[Element data from apps and pages]

● ● ● ●

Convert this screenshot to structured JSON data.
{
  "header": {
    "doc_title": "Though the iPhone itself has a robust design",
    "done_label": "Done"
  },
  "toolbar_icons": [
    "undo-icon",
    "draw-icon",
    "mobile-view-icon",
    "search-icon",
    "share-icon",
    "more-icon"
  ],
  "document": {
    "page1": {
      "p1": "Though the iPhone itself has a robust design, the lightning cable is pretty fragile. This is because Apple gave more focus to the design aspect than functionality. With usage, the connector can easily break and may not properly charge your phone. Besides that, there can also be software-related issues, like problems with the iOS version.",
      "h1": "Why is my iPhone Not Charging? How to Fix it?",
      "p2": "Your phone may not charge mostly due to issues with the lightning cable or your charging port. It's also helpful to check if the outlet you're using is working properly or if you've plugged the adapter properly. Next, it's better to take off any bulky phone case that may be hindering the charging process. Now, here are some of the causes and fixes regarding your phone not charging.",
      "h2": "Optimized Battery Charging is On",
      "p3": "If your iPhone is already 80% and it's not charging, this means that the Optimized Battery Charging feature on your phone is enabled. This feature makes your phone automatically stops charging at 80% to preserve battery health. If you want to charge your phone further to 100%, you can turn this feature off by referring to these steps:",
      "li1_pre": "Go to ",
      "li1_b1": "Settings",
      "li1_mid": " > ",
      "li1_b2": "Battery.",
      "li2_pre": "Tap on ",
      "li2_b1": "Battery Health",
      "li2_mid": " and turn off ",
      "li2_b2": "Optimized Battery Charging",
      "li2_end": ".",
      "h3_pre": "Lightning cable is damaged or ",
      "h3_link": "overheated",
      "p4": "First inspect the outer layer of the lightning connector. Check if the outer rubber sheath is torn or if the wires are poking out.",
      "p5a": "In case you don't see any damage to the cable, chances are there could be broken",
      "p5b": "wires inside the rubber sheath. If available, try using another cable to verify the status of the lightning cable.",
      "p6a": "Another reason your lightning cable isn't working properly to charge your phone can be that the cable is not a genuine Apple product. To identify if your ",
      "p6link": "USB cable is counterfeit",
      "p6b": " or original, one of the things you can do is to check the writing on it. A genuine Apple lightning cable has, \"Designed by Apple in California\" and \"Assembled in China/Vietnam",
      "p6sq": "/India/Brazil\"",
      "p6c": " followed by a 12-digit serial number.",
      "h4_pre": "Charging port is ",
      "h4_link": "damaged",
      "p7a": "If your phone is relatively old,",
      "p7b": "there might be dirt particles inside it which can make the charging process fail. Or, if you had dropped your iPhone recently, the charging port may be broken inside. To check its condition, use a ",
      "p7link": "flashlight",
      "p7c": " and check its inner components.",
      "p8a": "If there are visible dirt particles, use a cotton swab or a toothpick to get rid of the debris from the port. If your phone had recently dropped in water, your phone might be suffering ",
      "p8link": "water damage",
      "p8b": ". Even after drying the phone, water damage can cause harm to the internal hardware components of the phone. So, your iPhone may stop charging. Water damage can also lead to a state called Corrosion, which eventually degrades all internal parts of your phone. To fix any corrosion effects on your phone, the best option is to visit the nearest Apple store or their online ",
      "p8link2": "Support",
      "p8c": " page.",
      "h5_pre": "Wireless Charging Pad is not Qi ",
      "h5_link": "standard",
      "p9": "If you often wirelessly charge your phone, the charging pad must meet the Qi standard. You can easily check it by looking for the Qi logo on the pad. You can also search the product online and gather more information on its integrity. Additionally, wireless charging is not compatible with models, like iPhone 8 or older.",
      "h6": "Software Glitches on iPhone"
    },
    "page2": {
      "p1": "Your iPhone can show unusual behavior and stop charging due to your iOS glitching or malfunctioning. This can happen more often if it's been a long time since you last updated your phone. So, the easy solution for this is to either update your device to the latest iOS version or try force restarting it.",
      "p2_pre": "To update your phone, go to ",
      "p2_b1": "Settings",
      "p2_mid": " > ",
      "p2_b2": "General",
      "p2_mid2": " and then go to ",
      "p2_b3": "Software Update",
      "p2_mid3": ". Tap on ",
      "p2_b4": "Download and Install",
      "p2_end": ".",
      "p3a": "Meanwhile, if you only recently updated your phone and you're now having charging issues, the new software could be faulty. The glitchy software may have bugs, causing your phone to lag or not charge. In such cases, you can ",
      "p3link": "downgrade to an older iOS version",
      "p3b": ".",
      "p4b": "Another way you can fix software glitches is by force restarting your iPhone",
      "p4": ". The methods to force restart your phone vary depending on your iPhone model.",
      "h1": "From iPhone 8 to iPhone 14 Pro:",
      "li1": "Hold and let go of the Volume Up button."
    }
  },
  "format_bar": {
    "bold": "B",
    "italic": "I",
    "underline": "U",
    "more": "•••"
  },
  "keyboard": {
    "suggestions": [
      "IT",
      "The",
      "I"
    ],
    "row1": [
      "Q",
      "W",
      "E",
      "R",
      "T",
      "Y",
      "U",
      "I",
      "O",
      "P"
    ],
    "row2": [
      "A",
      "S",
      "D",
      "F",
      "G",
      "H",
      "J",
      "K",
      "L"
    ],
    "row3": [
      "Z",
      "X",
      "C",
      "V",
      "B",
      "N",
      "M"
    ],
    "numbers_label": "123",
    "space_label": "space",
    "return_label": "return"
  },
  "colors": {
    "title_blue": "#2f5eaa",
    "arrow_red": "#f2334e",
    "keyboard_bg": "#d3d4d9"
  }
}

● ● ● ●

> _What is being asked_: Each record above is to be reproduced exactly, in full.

> _Task output_:
Convert this screenshot to structured JSON data.
{
  "header": {
    "doc_title": "Though the iPhone itself has a robust design",
    "done_label": "Done"
  },
  "toolbar_icons": [
    "undo-icon",
    "draw-icon",
    "mobile-view-icon",
    "search-icon",
    "share-icon",
    "more-icon"
  ],
  "document": {
    "page1": {
      "p1": "Though the iPhone itself has a robust design, the lightning cable is pretty fragile. This is because Apple gave more focus to the design aspect than functionality. With usage, the connector can easily break and may not properly charge your phone. Besides that, there can also be software-related issues, like problems with the iOS version.",
      "h1": "Why is my iPhone Not Charging? How to Fix it?",
      "p2": "Your phone may not charge mostly due to issues with the lightning cable or your charging port. It's also helpful to check if the outlet you're using is working properly or if you've plugged the adapter properly. Next, it's better to take off any bulky phone case that may be hindering the charging process. Now, here are some of the causes and fixes regarding your phone not charging.",
      "h2": "Optimized Battery Charging is On",
      "p3": "If your iPhone is already 80% and it's not charging, this means that the Optimized Battery Charging feature on your phone is enabled. This feature makes your phone automatically stops charging at 80% to preserve battery health. If you want to charge your phone further to 100%, you can turn this feature off by referring to these steps:",
      "li1_pre": "Go to ",
      "li1_b1": "Settings",
      "li1_mid": " > ",
      "li1_b2": "Battery.",
      "li2_pre": "Tap on ",
      "li2_b1": "Battery Health",
      "li2_mid": " and turn off ",
      "li2_b2": "Optimized Battery Charging",
      "li2_end": ".",
      "h3_pre": "Lightning cable is damaged or ",
      "h3_link": "overheated",
      "p4": "First inspect the outer layer of the lightning connector. Check if the outer rubber sheath is torn or if the wires are poking out.",
      "p5a": "In case you don't see any damage to the cable, chances are there could be broken",
      "p5b": "wires inside the rubber sheath. If available, try using another cable to verify the status of the lightning cable.",
      "p6a": "Another reason your lightning cable isn't working properly to charge your phone can be that the cable is not a genuine Apple product. To identify if your ",
      "p6link": "USB cable is counterfeit",
      "p6b": " or original, one of the things you can do is to check the writing on it. A genuine Apple lightning cable has, \"Designed by Apple in California\" and \"Assembled in China/Vietnam",
      "p6sq": "/India/Brazil\"",
      "p6c": " followed by a 12-digit serial number.",
      "h4_pre": "Charging port is ",
      "h4_link": "damaged",
      "p7a": "If your phone is relatively old,",
      "p7b": "there might be dirt particles inside it which can make the charging process fail. Or, if you had dropped your iPhone recently, the charging port may be broken inside. To check its condition, use a ",
      "p7link": "flashlight",
      "p7c": " and check its inner components.",
      "p8a": "If there are visible dirt particles, use a cotton swab or a toothpick to get rid of the debris from the port. If your phone had recently dropped in water, your phone might be suffering ",
      "p8link": "water damage",
      "p8b": ". Even after drying the phone, water damage can cause harm to the internal hardware components of the phone. So, your iPhone may stop charging. Water damage can also lead to a state called Corrosion, which eventually degrades all internal parts of your phone. To fix any corrosion effects on your phone, the best option is to visit the nearest Apple store or their online ",
      "p8link2": "Support",
      "p8c": " page.",
      "h5_pre": "Wireless Charging Pad is not Qi ",
      "h5_link": "standard",
      "p9": "If you often wirelessly charge your phone, the charging pad must meet the Qi standard. You can easily check it by looking for the Qi logo on the pad. You can also search the product online and gather more information on its integrity. Additionally, wireless charging is not compatible with models, like iPhone 8 or older.",
      "h6": "Software Glitches on iPhone"
    },
    "page2": {
      "p1": "Your iPhone can show unusual behavior and stop charging due to your iOS glitching or malfunctioning. This can happen more often if it's been a long time since you last updated your phone. So, the easy solution for this is to either update your device to the latest iOS version or try force restarting it.",
      "p2_pre": "To update your phone, go to ",
      "p2_b1": "Settings",
      "p2_mid": " > ",
      "p2_b2": "General",
      "p2_mid2": " and then go to ",
      "p2_b3": "Software Update",
      "p2_mid3": ". Tap on ",
      "p2_b4": "Download and Install",
      "p2_end": ".",
      "p3a": "Meanwhile, if you only recently updated your phone and you're now having charging issues, the new software could be faulty. The glitchy software may have bugs, causing your phone to lag or not charge. In such cases, you can ",
      "p3link": "downgrade to an older iOS version",
      "p3b": ".",
      "p4b": "Another way you can fix software glitches is by force restarting your iPhone",
      "p4": ". The methods to force restart your phone vary depending on your iPhone model.",
      "h1": "From iPhone 8 to iPhone 14 Pro:",
      "li1": "Hold and let go of the Volume Up button."
    }
  },
  "format_bar": {
    "bold": "B",
    "italic": "I",
    "underline": "U",
    "more": "•••"
  },
  "keyboard": {
    "suggestions": [
      "IT",
      "The",
      "I"
    ],
    "row1": [
      "Q",
      "W",
      "E",
      "R",
      "T",
      "Y",
      "U",
      "I",
      "O",
      "P"
    ],
    "row2": [
      "A",
      "S",
      "D",
      "F",
      "G",
      "H",
      "J",
      "K",
      "L"
    ],
    "row3": [
      "Z",
      "X",
      "C",
      "V",
      "B",
      "N",
      "M"
    ],
    "numbers_label": "123",
    "space_label": "space",
    "return_label": "return"
  },
  "colors": {
    "title_blue": "#2f5eaa",
    "arrow_red": "#f2334e",
    "keyboard_bg": "#d3d4d9"
  }
}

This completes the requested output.